Taxing times for US tax payers

As the deadline for completing a US tax return approaches, the BBC's North America business correspondent, Greg Wood, finds the burden getting him down.


People have until 15 April, 2009 to complete their 2008 tax return
For the past few weeks I have been waking up with a nagging mental pain, like a dull toothache.

It never really goes away during waking hours - subdued, admittedly, when my mind is occupied with the real job of reporting America's economic and banking crisis - but then re-emerging irritatingly in moments of relaxation.

It is called my US tax return.

It inhabits my computer like some malevolent virus.

I am not alone. Millions of Americans are currently racing to meet the deadline for filing their 2008 returns.

The TV stations are awash with adverts for services with names like "Turbotax", promising to soothe the agony of form filling and save money.

Unyielding net

The US tax return is a work of outstanding complexity.

It asks you questions to which you have long forgotten the answer, questions to which there is really no definitive answer and questions of stunning irrelevance.


As they say here, once the IRS has got you, it never lets you go

It seems to have been compiled by a cunning, but ultimately stupid, specialist in the art of torture.

Anyone who works in the States for more than six months has to fill in a tax return. So, even though I am still paying UK taxes, I have become enmeshed in the unyielding net of the Internal Revenue Service (IRS).

As they say here, once the IRS has got you, it never lets you go.

That is how they did for Al Capone in the end. Not the St Valentine's Day massacre. It was tax evasion that sent him to Alcatraz.

And judging by the slightly haunted looks on the faces of many New Yorkers I pass in the street, they still fear meeting the same fate as old Scarface.

Bureaucracy victim

Like many people here, I am using a computer software package to supply the information demanded by the IRS.


Even with the help of a computer, completing a tax return can be difficult
I scan the screen apprehensively.

"What do you want to do?" it prompts me.

Strangely, my preferred option - "Lie down in a darkened room until it all goes away" - does not appear to be listed.

I decide on the first option which is entitled: "Update my Calendar". This should be fairly straightforward.

The IRS wants to know where I was and what I was doing on every day last year, state by state and country by country.

So where exactly was I - say - on 10, January 2008?


The system is obviously designed to catch me out and then punish me

I know I took a holiday in January, but I cannot remember the dates, without looking at the family diary, which is - helpfully - back in the UK. This is going to take some time.

As well as stating where I was, I have to classify each day as either "work", "non-work" or "holiday".

Easy enough when you work 9am to 5pm, Monday to Friday. But sometimes I work weekends and sometimes I am off during the week.

And what about a weekend in the middle of a vacation?

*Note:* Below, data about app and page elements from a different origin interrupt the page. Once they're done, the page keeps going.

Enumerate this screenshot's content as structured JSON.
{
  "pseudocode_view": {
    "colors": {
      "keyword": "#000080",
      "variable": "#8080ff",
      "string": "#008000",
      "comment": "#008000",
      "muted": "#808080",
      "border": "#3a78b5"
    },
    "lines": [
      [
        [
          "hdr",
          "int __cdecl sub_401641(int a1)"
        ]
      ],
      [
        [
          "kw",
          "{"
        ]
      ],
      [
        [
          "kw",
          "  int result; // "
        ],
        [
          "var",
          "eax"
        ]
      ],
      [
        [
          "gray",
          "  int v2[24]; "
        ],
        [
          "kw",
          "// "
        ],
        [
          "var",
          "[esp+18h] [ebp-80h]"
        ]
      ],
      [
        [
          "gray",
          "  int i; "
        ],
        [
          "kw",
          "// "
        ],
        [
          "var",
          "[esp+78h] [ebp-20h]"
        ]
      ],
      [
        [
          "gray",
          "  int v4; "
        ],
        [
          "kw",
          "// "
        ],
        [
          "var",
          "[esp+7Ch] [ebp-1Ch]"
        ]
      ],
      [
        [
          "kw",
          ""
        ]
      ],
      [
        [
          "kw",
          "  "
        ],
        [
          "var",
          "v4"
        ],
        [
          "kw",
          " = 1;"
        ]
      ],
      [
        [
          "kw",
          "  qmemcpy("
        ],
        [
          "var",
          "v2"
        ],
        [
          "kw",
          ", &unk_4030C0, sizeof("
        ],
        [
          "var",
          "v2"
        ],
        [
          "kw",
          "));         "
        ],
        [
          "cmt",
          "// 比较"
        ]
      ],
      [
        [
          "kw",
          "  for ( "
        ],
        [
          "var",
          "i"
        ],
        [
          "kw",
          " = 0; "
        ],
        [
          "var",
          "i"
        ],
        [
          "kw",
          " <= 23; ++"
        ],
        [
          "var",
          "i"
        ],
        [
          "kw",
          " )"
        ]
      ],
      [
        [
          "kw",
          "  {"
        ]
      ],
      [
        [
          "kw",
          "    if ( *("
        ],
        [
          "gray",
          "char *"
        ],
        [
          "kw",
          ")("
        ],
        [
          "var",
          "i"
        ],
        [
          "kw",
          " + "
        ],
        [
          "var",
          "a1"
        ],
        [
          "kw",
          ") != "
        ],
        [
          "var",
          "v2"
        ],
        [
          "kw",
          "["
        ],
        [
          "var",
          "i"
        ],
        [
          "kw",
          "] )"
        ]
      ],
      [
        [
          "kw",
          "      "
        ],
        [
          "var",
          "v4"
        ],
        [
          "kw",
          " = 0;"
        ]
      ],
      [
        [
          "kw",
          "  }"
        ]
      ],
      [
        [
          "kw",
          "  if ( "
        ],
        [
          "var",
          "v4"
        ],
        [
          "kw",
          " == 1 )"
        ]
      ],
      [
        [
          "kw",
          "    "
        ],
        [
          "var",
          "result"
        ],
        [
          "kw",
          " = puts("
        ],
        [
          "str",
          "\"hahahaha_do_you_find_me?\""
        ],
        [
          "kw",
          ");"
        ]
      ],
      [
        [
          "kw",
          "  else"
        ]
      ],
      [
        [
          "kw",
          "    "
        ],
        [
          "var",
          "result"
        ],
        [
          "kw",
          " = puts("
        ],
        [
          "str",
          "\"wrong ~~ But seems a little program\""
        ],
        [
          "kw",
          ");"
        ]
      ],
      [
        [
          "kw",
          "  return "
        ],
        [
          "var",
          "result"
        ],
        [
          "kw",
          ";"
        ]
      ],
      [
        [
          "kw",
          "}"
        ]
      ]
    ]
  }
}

Does that classify as "non-work" or "holiday". Does it matter?

I am now in the classic mindset of the victim of bureaucracy.

The system is obviously designed to catch me out and then punish me. For what? Normal human forgetfulness?

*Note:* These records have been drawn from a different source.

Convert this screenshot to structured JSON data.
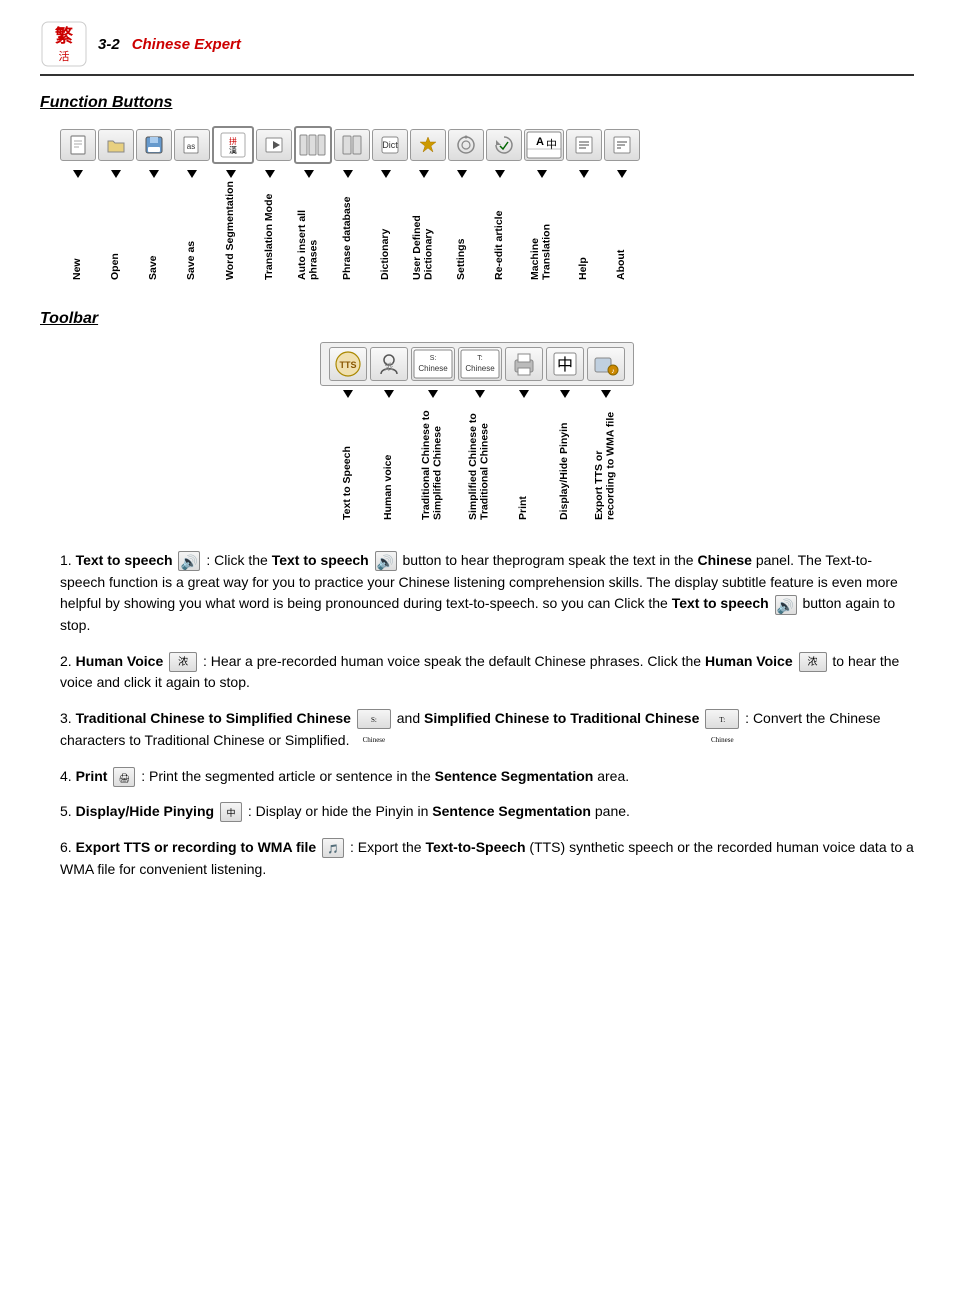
{
  "header": {
    "page_num": "3-2",
    "app_name": "Chinese Expert"
  },
  "function_buttons_section": {
    "title": "Function Buttons",
    "buttons": [
      {
        "label": "New",
        "icon": "🗋"
      },
      {
        "label": "Open",
        "icon": "📂"
      },
      {
        "label": "Save",
        "icon": "💾"
      },
      {
        "label": "Save as",
        "icon": "📋"
      },
      {
        "label": "Word Segmentation",
        "icon": "拼漢"
      },
      {
        "label": "Translation Mode",
        "icon": "➤"
      },
      {
        "label": "Auto insert all phrases",
        "icon": "▌▌▌"
      },
      {
        "label": "Phrase database",
        "icon": "▌▌"
      },
      {
        "label": "Dictionary",
        "icon": "Dict"
      },
      {
        "label": "User Defined Dictionary",
        "icon": "★"
      },
      {
        "label": "Settings",
        "icon": "🔍"
      },
      {
        "label": "Re-edit article",
        "icon": "✓"
      },
      {
        "label": "Machine Translation",
        "icon": "A中"
      },
      {
        "label": "Help",
        "icon": "≡"
      },
      {
        "label": "About",
        "icon": "≡"
      }
    ]
  },
  "toolbar_section": {
    "title": "Toolbar",
    "buttons": [
      {
        "label": "Text to Speech",
        "icon": "TTS"
      },
      {
        "label": "Human voice",
        "icon": "浓"
      },
      {
        "label": "Traditional Chinese to Simplified Chinese",
        "icon": "S:Chinese"
      },
      {
        "label": "Simplified Chinese to Traditional Chinese",
        "icon": "T:Chinese"
      },
      {
        "label": "Print",
        "icon": "🖨"
      },
      {
        "label": "Display/Hide Pinyin",
        "icon": "中"
      },
      {
        "label": "Export TTS or recording to WMA file",
        "icon": "🎵"
      }
    ]
  },
  "list_items": [
    {
      "num": "1",
      "bold_start": "Text to speech",
      "text1": ": Click the ",
      "bold2": "Text to speech",
      "text2": " button to hear theprogram speak the text in the ",
      "bold3": "Chinese",
      "text3": " panel. The Text-to-speech function is a great way for you to practice your Chinese listening comprehension skills. The display subtitle feature is even more helpful by showing you what word is being pronounced during text-to-speech. so you can Click the ",
      "bold4": "Text to speech",
      "text4": " button again to stop."
    },
    {
      "num": "2",
      "bold_start": "Human Voice",
      "text1": ": Hear a pre-recorded human voice speak the default Chinese phrases. Click the ",
      "bold2": "Human Voice",
      "text2": " to hear the voice and click it again to stop."
    },
    {
      "num": "3",
      "bold_start": "Traditional Chinese to Simplified Chinese",
      "text1": " and ",
      "bold2": "Simplified Chinese to Traditional Chinese",
      "text2": ": Convert the Chinese characters to Traditional Chinese or Simplified."
    },
    {
      "num": "4",
      "bold_start": "Print",
      "text1": ": Print the segmented article or sentence in the ",
      "bold2": "Sentence Segmentation",
      "text2": " area."
    },
    {
      "num": "5",
      "bold_start": "Display/Hide Pinying",
      "text1": ": Display or hide the Pinyin in ",
      "bold2": "Sentence Segmentation",
      "text2": " pane."
    },
    {
      "num": "6",
      "bold_start": "Export TTS or recording to WMA file",
      "text1": ": Export the ",
      "bold2": "Text-to-Speech",
      "text2": " (TTS) synthetic speech or the recorded human voice data to a WMA file for convenient listening."
    }
  ]
}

I log out and revert to the typical journalist's mindset. The deadline is three weeks away. That is ages.

Baffling questions

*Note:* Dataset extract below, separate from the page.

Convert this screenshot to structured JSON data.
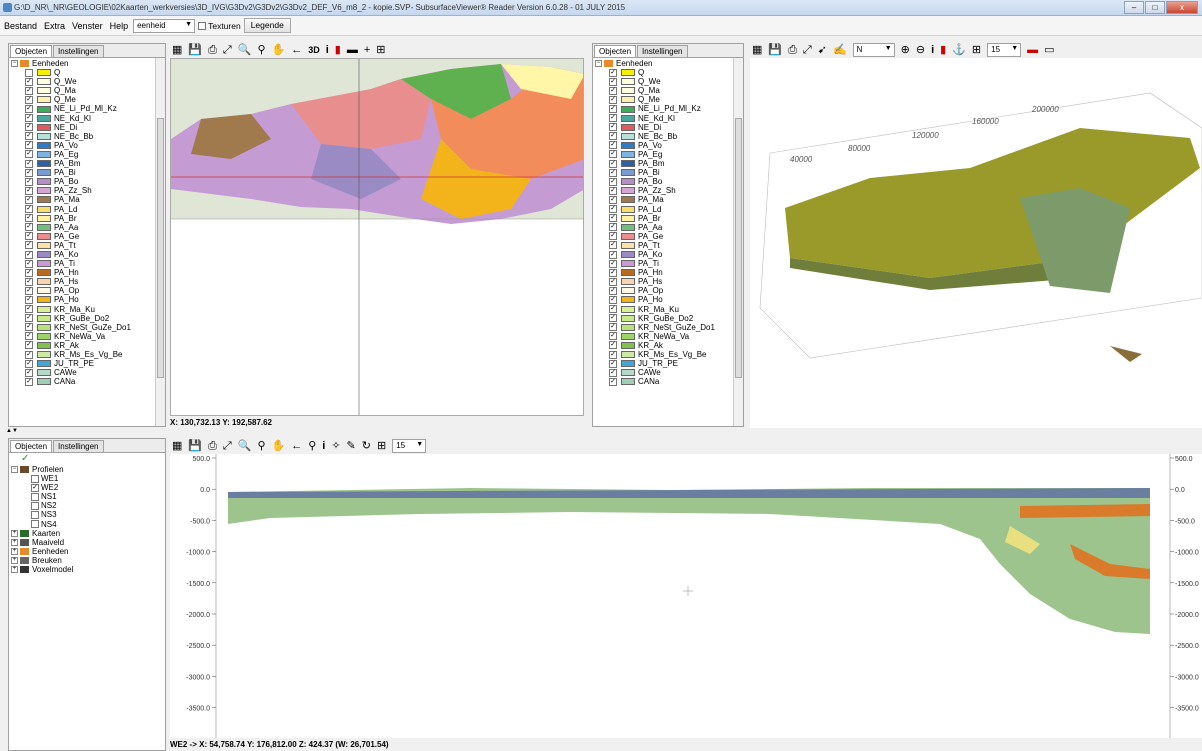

But the nagging feeling will not go away.

There are four more sections to complete, including a personal profile, before I even get to the part where I have to declare my income.

I log back in and try the personal profile.



Of all the things I miss about home, I never thought I would feel nostalgic about Her Majesty's Revenue and Customs

This - to my horror - consists of 29 different sections, some of which contain dozens of questions about minute and obscure details of my financial life.

For example, how much did I spend last year on household repairs for my non-US residence?

I try to remember when the man came round to fix the guttering and how much we paid him. The receipt is probably buried at the bottom of a drawer somewhere on the other side of the Atlantic.

Some of the questions are simply baffling or tedious in the extreme.

Taxing paradox

I begin to reminisce about my UK tax return. A few sheets of pretty simple questions.

Of all the things I miss about home, I never thought I would feel nostalgic about Her Majesty's Revenue and Customs.

And I also muse on one of the many paradoxes of this country. It fought for its independence from the British Crown to escape the burden of unfair taxes. Now it has one of the most complicated tax codes in the world.

The new Treasury Secretary, Timothy Geithner, said he had made a "careless mistake" in not declaring $34,000 (£23,000) in back taxes.

How could that be? One of the sharpest minds in finance, co-author of the hugely complex and expensive bailout plan for the US banks, and he cannot even fill in a tax form accurately?

I used to have my doubts. But now I am inclined to believe him.